Throughout history, the idea that Jews are somehow false has popped up in other contexts. One such theory is the Khazar hypothesis, which argues that today’s Jews are not descended from the Jews of antiquity, but from the Khazars, a Central Asian population who may have converted to Judaism in the 8th century. The story of the Khazars’ conversion began as a legitimate line of inquiry, but over time, anti-Semites and conspiracy theorists have latched onto it. “If you have an ideological ax to grind, or you have some sort of agenda,” Tuchman says, “this legend can be incorporated into your system of beliefs.”
Whichever theory, or combination of theories, Farrakhan is heir to, his hatred is unrelated, Tuchman says. “Once he has that ideological approach, he just looks for any ammunition he can find.” And thankfully, he adds, terms such as “fake Jews” and “dirty religion” don’t have much influence beyond extremist circles. Most often, those who are already anti-Semitic use them to confirm their existing biases.
Still, recent use of the term “fake Jews” has not been limited to Washington, DC. In April, in Crown Heights, Brooklyn, a man attacked a Jewish man walking home from services, while yelling: “You fake Jews, who are you saying hello to? You’re fake Jews and you stole all my money and robbed me, and stole my mortgage and my house. I want to kill you!” In May, in the same neighborhood, a different man was arrested for shouting threats and throwing rocks at Jews walking by. In a video taken as he’s being arrested, the man yells, “You’re not Jewish!”

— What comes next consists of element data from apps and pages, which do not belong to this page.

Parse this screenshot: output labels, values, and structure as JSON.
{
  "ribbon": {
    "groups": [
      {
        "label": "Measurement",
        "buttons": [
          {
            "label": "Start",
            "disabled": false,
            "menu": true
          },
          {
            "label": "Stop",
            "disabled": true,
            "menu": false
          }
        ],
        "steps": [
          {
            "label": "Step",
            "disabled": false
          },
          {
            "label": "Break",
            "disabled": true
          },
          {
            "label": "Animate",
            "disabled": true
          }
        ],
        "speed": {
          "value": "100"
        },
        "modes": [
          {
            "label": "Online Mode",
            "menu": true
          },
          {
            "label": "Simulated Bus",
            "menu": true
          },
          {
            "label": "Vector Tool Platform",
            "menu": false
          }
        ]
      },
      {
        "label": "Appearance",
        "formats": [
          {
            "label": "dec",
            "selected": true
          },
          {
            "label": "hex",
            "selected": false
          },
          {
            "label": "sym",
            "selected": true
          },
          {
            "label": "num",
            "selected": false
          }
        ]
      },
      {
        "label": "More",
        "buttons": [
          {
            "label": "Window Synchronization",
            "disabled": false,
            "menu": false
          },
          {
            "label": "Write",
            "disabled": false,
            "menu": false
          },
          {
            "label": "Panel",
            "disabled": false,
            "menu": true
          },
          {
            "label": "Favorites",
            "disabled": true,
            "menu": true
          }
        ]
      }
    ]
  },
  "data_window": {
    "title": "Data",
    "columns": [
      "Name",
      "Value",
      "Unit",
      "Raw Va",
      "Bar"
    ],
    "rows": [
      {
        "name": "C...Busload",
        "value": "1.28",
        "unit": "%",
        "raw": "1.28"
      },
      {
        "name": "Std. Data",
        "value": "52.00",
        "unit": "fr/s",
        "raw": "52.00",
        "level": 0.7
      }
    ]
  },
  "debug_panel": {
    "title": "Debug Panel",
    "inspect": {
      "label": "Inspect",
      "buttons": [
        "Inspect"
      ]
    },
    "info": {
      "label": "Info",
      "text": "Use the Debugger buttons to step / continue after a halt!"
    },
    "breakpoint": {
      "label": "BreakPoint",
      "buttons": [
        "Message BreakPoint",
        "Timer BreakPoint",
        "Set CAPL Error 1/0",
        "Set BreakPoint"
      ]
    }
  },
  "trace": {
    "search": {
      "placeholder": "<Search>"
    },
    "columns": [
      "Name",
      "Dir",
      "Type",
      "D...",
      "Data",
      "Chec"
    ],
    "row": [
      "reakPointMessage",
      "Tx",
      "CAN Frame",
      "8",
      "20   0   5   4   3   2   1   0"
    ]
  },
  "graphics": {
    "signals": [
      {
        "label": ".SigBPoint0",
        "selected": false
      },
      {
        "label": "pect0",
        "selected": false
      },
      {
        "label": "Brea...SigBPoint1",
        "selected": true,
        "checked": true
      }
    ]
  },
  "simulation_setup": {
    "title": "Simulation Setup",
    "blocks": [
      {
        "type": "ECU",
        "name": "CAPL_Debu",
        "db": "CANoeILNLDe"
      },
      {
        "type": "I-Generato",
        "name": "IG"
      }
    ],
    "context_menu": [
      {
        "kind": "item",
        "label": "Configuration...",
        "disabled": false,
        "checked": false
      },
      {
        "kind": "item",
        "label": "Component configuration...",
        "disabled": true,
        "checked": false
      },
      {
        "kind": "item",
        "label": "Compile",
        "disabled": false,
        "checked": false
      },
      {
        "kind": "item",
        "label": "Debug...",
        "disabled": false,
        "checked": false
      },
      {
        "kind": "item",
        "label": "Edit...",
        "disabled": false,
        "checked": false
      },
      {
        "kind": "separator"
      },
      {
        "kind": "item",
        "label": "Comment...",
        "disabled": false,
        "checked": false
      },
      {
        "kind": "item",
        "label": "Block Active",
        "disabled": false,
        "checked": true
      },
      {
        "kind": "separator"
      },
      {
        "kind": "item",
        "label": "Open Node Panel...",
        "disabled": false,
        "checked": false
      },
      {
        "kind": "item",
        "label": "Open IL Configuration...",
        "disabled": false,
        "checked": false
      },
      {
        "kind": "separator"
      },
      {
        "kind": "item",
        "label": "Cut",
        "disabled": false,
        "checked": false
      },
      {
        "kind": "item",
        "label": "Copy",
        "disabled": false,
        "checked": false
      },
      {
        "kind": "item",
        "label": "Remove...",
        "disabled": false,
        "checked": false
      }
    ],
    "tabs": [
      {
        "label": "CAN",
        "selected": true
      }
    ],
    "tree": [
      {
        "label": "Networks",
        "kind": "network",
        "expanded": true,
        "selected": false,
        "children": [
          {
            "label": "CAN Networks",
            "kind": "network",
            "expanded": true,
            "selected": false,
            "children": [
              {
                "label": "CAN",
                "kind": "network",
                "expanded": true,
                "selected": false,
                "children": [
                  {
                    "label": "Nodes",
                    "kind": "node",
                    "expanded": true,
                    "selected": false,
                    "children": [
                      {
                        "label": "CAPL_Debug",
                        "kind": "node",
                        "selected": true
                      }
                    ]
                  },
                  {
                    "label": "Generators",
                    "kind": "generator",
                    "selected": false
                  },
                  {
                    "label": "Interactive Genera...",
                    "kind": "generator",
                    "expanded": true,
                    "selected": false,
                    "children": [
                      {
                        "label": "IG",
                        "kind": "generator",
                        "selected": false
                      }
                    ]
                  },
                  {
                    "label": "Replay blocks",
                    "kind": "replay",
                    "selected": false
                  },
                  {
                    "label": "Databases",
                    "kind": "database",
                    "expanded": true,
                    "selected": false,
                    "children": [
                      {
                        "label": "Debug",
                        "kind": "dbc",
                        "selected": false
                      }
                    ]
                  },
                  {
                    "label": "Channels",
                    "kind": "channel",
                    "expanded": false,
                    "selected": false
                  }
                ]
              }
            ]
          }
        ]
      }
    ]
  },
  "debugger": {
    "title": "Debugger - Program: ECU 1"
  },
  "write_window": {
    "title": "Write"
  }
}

Around the same time, also in Crown Heights, Laura Adkins, deputy opinion editor of The Forward, and several Jewish friends were confronted with similar slurs on their way back from synagogue. “I wouldn’t have really thought anything of it—except for that mention of the phrase ‘fake Jews,’” she says. She was familiar with the term: After tweeting about Farrakhan’s anti-Semitism, she had noticed several Nation of Islam supporters using it in their replies. “This isn’t the first time I’ve heard the ‘fake Jews’ comment, but it’s the first time I’ve heard it outside of NOI’s rhetoric,” she tweeted soon after. “I remain unsettled at the evidence, albeit anecdotal, that Farrakhan’s ugly rhetoric is spreading.”—Ellen Wexler